[[ Extracted information open ]]

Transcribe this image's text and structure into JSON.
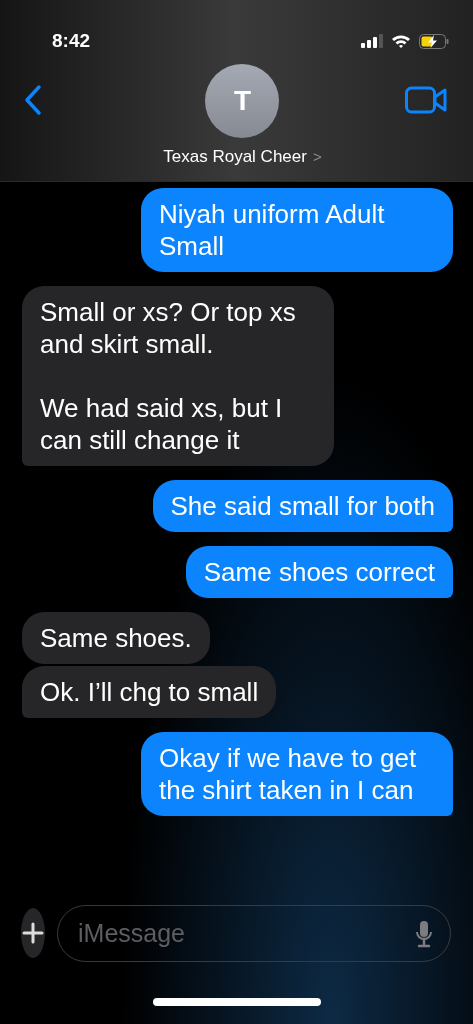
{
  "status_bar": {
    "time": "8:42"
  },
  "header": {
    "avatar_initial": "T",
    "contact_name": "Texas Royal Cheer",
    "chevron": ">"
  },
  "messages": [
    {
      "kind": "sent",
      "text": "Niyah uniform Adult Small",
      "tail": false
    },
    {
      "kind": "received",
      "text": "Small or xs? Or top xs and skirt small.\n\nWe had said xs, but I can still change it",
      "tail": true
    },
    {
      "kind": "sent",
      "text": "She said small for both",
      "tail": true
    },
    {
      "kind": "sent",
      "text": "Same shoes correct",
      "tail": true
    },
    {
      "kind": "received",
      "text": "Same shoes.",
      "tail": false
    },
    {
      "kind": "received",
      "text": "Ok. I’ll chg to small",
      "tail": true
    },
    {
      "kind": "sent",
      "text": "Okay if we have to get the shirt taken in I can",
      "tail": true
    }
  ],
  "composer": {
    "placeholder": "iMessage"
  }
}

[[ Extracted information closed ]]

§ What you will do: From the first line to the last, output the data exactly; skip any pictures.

§ Task result:
Transcribe this image's text and structure into JSON.
{
  "status_bar": {
    "time": "8:42"
  },
  "header": {
    "avatar_initial": "T",
    "contact_name": "Texas Royal Cheer",
    "chevron": ">"
  },
  "messages": [
    {
      "kind": "sent",
      "text": "Niyah uniform Adult Small",
      "tail": false
    },
    {
      "kind": "received",
      "text": "Small or xs? Or top xs and skirt small.\n\nWe had said xs, but I can still change it",
      "tail": true
    },
    {
      "kind": "sent",
      "text": "She said small for both",
      "tail": true
    },
    {
      "kind": "sent",
      "text": "Same shoes correct",
      "tail": true
    },
    {
      "kind": "received",
      "text": "Same shoes.",
      "tail": false
    },
    {
      "kind": "received",
      "text": "Ok. I’ll chg to small",
      "tail": true
    },
    {
      "kind": "sent",
      "text": "Okay if we have to get the shirt taken in I can",
      "tail": true
    }
  ],
  "composer": {
    "placeholder": "iMessage"
  }
}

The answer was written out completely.